I humbly count myself among those parents.
Within most of the haybun is the thought-provoking use of the line strikethrough, such as in this piece by Aileen Ibardaloza:
“‘exploit’ can also mean abuse misuse” [pg. 47].
A peek behind the patterns of the process. An invocation of Mark Twain’s “The difference between the right word and the wrong word is the difference between the lightning and the lightning bug.” But is there more than one “right word”? Abuse and misuse evoke completely separate meanings. One normally disappears, but here it still remains, to work upon the reader’s mind, ripe with layered nuance.
On page 58 appears a line that I have been mulling over for days: “The grammatical period is not synonymous with death.”

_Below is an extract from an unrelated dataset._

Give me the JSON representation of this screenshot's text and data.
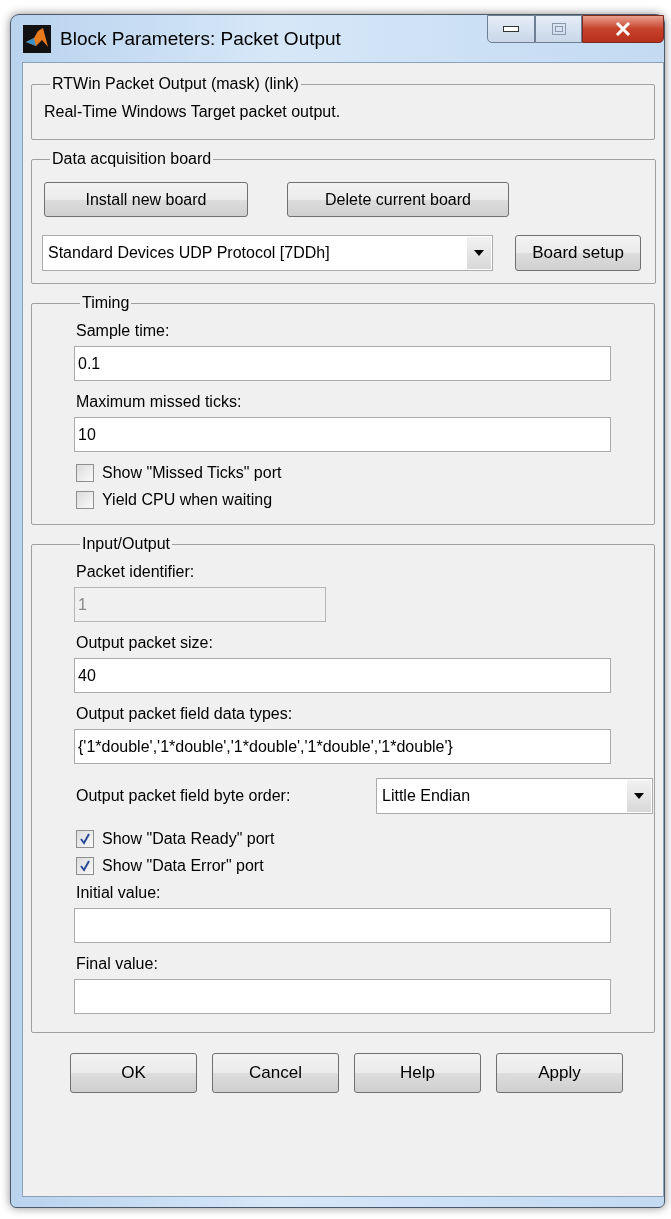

Think about it. Write about it. Set out to authenticate or eradicate it as a notion, an idea. Let it be both at one and the same time. That is the value of Tabios’ approach to poetry. It is collaborative. Its Authority gives it room to be pushed, pulled, reinvented.
The book closes with “A Quintet for Michael Gerard Tyson,” offering insight into the enigmatic (and, as I learned here, orphaned) former heavyweight champ, whose antics and actions outside the ring engulfed and all but obliterated his achievements within it.
In a bit of synchroserendipity, I read the line “he denies the ‘I’ and lapses into calling himself ‘Sonny Liston’ and ‘Jack Dempsey’” mere hours before reading in Secret Germany by Michael Baigent and Richard Leigh excerpts from Thomas Mann’s 1936 essay on “mythic consciousness” regarding the idea that leaders and would-be leaders refer to themselves as past leaders in order to acquire Legitimacy through Invocation and a pseudo-lineage [think Thatcher as Churchill and Elizabeth I and Clinton as Kennedy].

I encourage you to read 147 Million Orphans as poetry, as parental testament, as social commentary, as thought experiment, and most importantly, as the starting point for your own [continuing] engagement with Word and Idea.